CSKA Moscow's Uefa Cup victory will herald a new dawn in Russian football, says CSKA coach Valery Gazzayev.
Thousands took to the streets in Moscow to celebrate the 3-1 win in Lisbon that sealed Russia's first European trophy.
"It's is a great achievement of Russian football," said Gazzayev, who believes it is also proof a Russian side could reach the Champions League final.
"I'm proud of my players, I'm proud of our fans and I'm proud of my country."
The country's prime minister Mikhail Fradkov also joined the celebratory mood saying: "I would like to congratulate the CSKA players and coaches along with all Russian football lovers for a historic win."
Boris Gryzlov, speaker of the lower house of parliament, even suggested that 18 May could forever now be known as "The Day of Russian Soccer."
"People will be going to stadiums and seeing the appearance of new soccer idols," he said.
Gazzayev said it was a "landmark" for Russian football.
"Now every child in Russian youth football schools will know what to work for and what to dream about and will know those dreams can become true," he said.
"This...will give the nation the belief to go on and win more things at both club and international level.
"I hope the next medal I pick up will be a Champions League one," he said.
Powered by a £29m sponsorship deal with Russian oil company Sibneft, of which Chelsea's billionaire owner Roman Abramovich is still the majority shareholder, CSKA only just failed to make it into the knockout rounds of this season's Champions League.
Delirious Russian fans celebrate the Uefa Cup win in Lisbon
Having come through a second qualifying-round tie against Azerbaijan's Neftchi Baku in July, CSKA were paired with Porto, Chelsea and Paris St Germain.
A 3-1 win over the French side in their final game did not prove quite enough - Porto's last-gasp win over Chelsea putting the Portuguese side through and leaving CSKA to settle for a place in the last 32 of the Uefa Cup.
As a result, captain Sergei Semak left for Paris St Germain and Czech midfielder Jiri Jarosik joined Chelsea.
The team also had to cope with the departure of homesick Brazilian striker Vagner Love, though he later returned, and it was his goals, capped by the third against Sporting, that helped CSKA seal their Uefa Cup success.
Since the fall of the Soviet Union, Russian teams have endured lean times.
The national side has never advanced past the first stage of the World Cup or European Championship, while club sides have continued a barren run in Europe.
But there are also signs the growing financial muscle of Russian clubs means they can attract top players.

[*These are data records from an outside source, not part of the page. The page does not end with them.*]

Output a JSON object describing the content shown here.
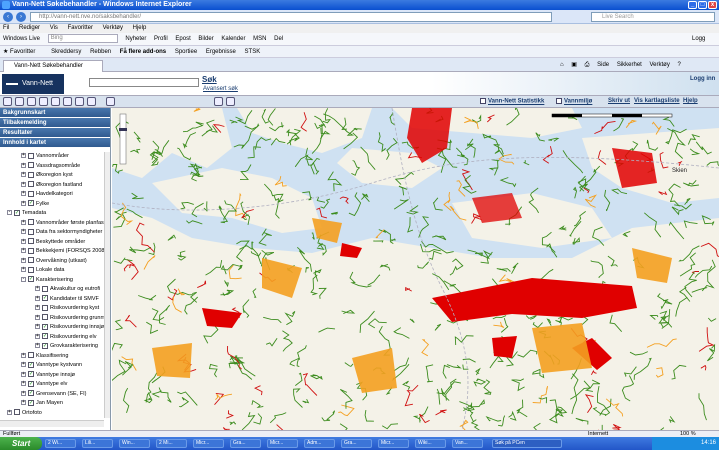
{
  "window": {
    "title": "Vann-Nett Søkebehandler - Windows Internet Explorer"
  },
  "browser": {
    "address": "http://vann-nett.nve.no/saksbehandler/",
    "search_placeholder": "Live Search",
    "menu": [
      "Fil",
      "Rediger",
      "Vis",
      "Favoritter",
      "Verktøy",
      "Hjelp"
    ],
    "toolbar": [
      "Windows Live",
      "Bing",
      "Nyheter",
      "Profil",
      "Epost",
      "Bilder",
      "Kalender",
      "MSN",
      "Del"
    ],
    "toolbar_right": "Logg på",
    "favorites": [
      "Favoritter",
      "Skreddersy",
      "Rebben",
      "Få flere add-ons",
      "Sportiee",
      "Ergebnisse",
      "STSK"
    ],
    "tab_label": "Vann-Nett Søkebehandler",
    "tab_commands": [
      "Side",
      "Sikkerhet",
      "Verktøy"
    ]
  },
  "app": {
    "logo": "Vann-Nett",
    "search_button": "Søk",
    "advanced_search": "Avansert søk",
    "login": "Logg inn",
    "map_toolbar": {
      "checkbox_stat": "Vann-Nett Statistikk",
      "checkbox_vannmiljo": "Vannmiljø",
      "links": [
        "Skriv ut",
        "Vis kartlagsliste",
        "Hjelp"
      ]
    }
  },
  "sidebar": {
    "sections": [
      "Bakgrunnskart",
      "Tilbakemelding",
      "Resultater",
      "Innhold i kartet"
    ],
    "tree": [
      {
        "label": "Vannområder",
        "indent": 3,
        "checked": false,
        "expander": "+"
      },
      {
        "label": "Vassdragsområde",
        "indent": 3,
        "checked": false,
        "expander": "+"
      },
      {
        "label": "Økoregion kyst",
        "indent": 3,
        "checked": false,
        "expander": "+"
      },
      {
        "label": "Økoregion fastland",
        "indent": 3,
        "checked": false,
        "expander": "+"
      },
      {
        "label": "Havdelkategori",
        "indent": 3,
        "checked": false,
        "expander": "+"
      },
      {
        "label": "Fylke",
        "indent": 3,
        "checked": true,
        "expander": "+"
      },
      {
        "label": "Temadata",
        "indent": 1,
        "checked": true,
        "expander": "-"
      },
      {
        "label": "Vannområder første planfase",
        "indent": 3,
        "checked": false,
        "expander": "+"
      },
      {
        "label": "Data fra sektormyndigheter",
        "indent": 3,
        "checked": false,
        "expander": "+"
      },
      {
        "label": "Beskyttede områder",
        "indent": 3,
        "checked": false,
        "expander": "+"
      },
      {
        "label": "Bekkekjemi (FORSQS 2008)",
        "indent": 3,
        "checked": false,
        "expander": "+"
      },
      {
        "label": "Overvåkning (utkast)",
        "indent": 3,
        "checked": false,
        "expander": "+"
      },
      {
        "label": "Lokale data",
        "indent": 3,
        "checked": false,
        "expander": "+"
      },
      {
        "label": "Karakterisering",
        "indent": 3,
        "checked": true,
        "expander": "-"
      },
      {
        "label": "Akvakultur og eutrofi",
        "indent": 5,
        "checked": false,
        "expander": "+"
      },
      {
        "label": "Kandidater til SMVF",
        "indent": 5,
        "checked": true,
        "expander": "+"
      },
      {
        "label": "Risikovurdering kyst",
        "indent": 5,
        "checked": false,
        "expander": "+"
      },
      {
        "label": "Risikovurdering grunnvann",
        "indent": 5,
        "checked": false,
        "expander": "+"
      },
      {
        "label": "Risikovurdering innsjø",
        "indent": 5,
        "checked": true,
        "expander": "+"
      },
      {
        "label": "Risikovurdering elv",
        "indent": 5,
        "checked": true,
        "expander": "+"
      },
      {
        "label": "Grovkarakterisering",
        "indent": 5,
        "checked": true,
        "expander": "+"
      },
      {
        "label": "Klassifisering",
        "indent": 3,
        "checked": false,
        "expander": "+"
      },
      {
        "label": "Vanntype kystvann",
        "indent": 3,
        "checked": true,
        "expander": "+"
      },
      {
        "label": "Vanntype innsjø",
        "indent": 3,
        "checked": true,
        "expander": "+"
      },
      {
        "label": "Vanntype elv",
        "indent": 3,
        "checked": true,
        "expander": "+"
      },
      {
        "label": "Grensevann (SE, FI)",
        "indent": 3,
        "checked": true,
        "expander": "+"
      },
      {
        "label": "Jan Mayen",
        "indent": 3,
        "checked": true,
        "expander": "+"
      },
      {
        "label": "Ortofoto",
        "indent": 1,
        "checked": false,
        "expander": "+"
      }
    ]
  },
  "map": {
    "place_label": "Skien"
  },
  "status": {
    "left": "Fullført",
    "zone": "Internett",
    "zoom": "100 %"
  },
  "taskbar": {
    "start": "Start",
    "tasks": [
      "2 Wi...",
      "Lili...",
      "Win...",
      "2 Mi...",
      "Micr...",
      "Gra...",
      "Micr...",
      "Adm...",
      "Gra...",
      "Micr...",
      "Wiki...",
      "Van..."
    ],
    "search_placeholder": "Søk på PCen",
    "clock": "14:16"
  },
  "colors": {
    "accent": "#2a5f9e",
    "river": "#3c8c1e",
    "risk_red": "#e00000",
    "risk_orange": "#f4a020",
    "water": "#cfe1f2"
  }
}
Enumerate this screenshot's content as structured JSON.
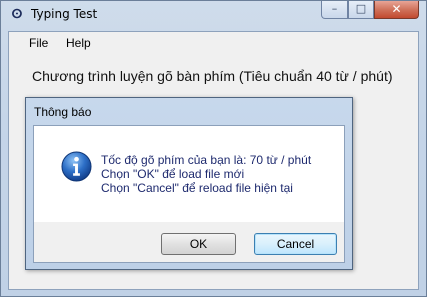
{
  "window": {
    "title": "Typing Test",
    "icon": "typing-test-app-icon",
    "icon_glyph": "ⵙ",
    "controls": {
      "minimize": "–",
      "maximize": "□",
      "close": "✕"
    }
  },
  "menu": {
    "items": [
      "File",
      "Help"
    ]
  },
  "main": {
    "headline": "Chương trình luyện gõ bàn phím (Tiêu chuẩn 40 từ / phút)"
  },
  "dialog": {
    "title": "Thông báo",
    "icon": "info-icon",
    "lines": [
      "Tốc độ gõ phím của bạn là: 70 từ / phút",
      "Chọn \"OK\" để load file mới",
      "Chọn \"Cancel\" để reload file hiện tại"
    ],
    "buttons": {
      "ok": "OK",
      "cancel": "Cancel"
    }
  }
}
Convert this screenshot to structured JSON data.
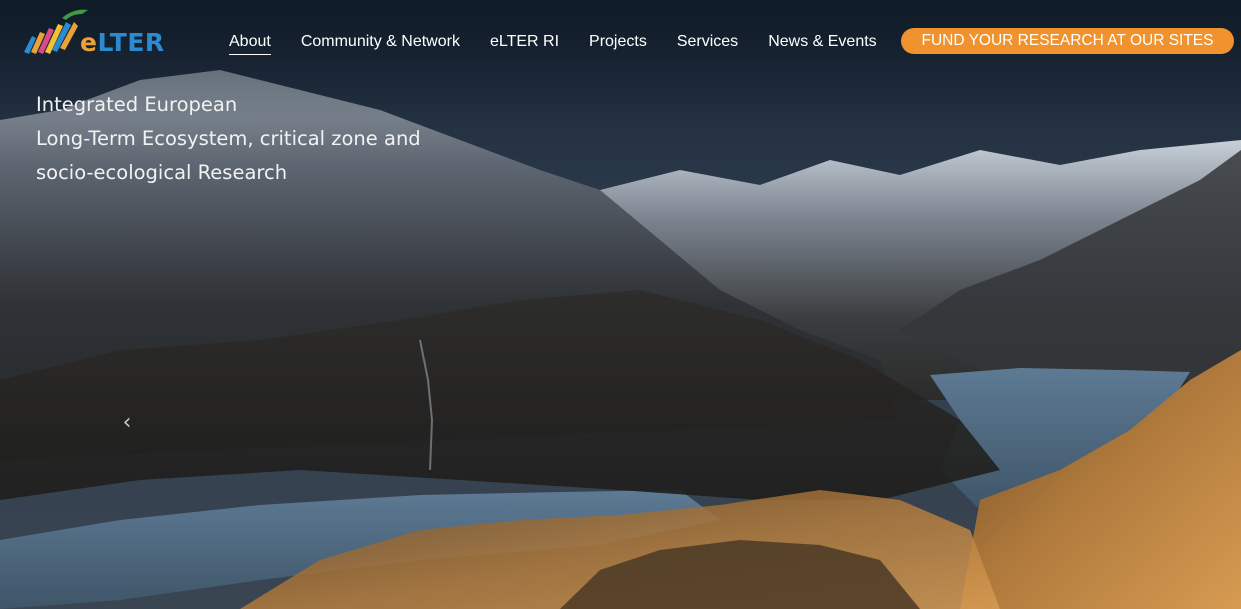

Last week Dynamo Moscow splashed out £14m ($25.7m) to sign Porto pair Maniche and Costinha, who joined their former team-mate Derlei in the Russian capital.
Spartak paid £8.2m (12m euros) for talented young Argentine Fernando Cavenaghi and Lokomotiv brought home Russia striker Dmitri Sychev from Olympique Marseille.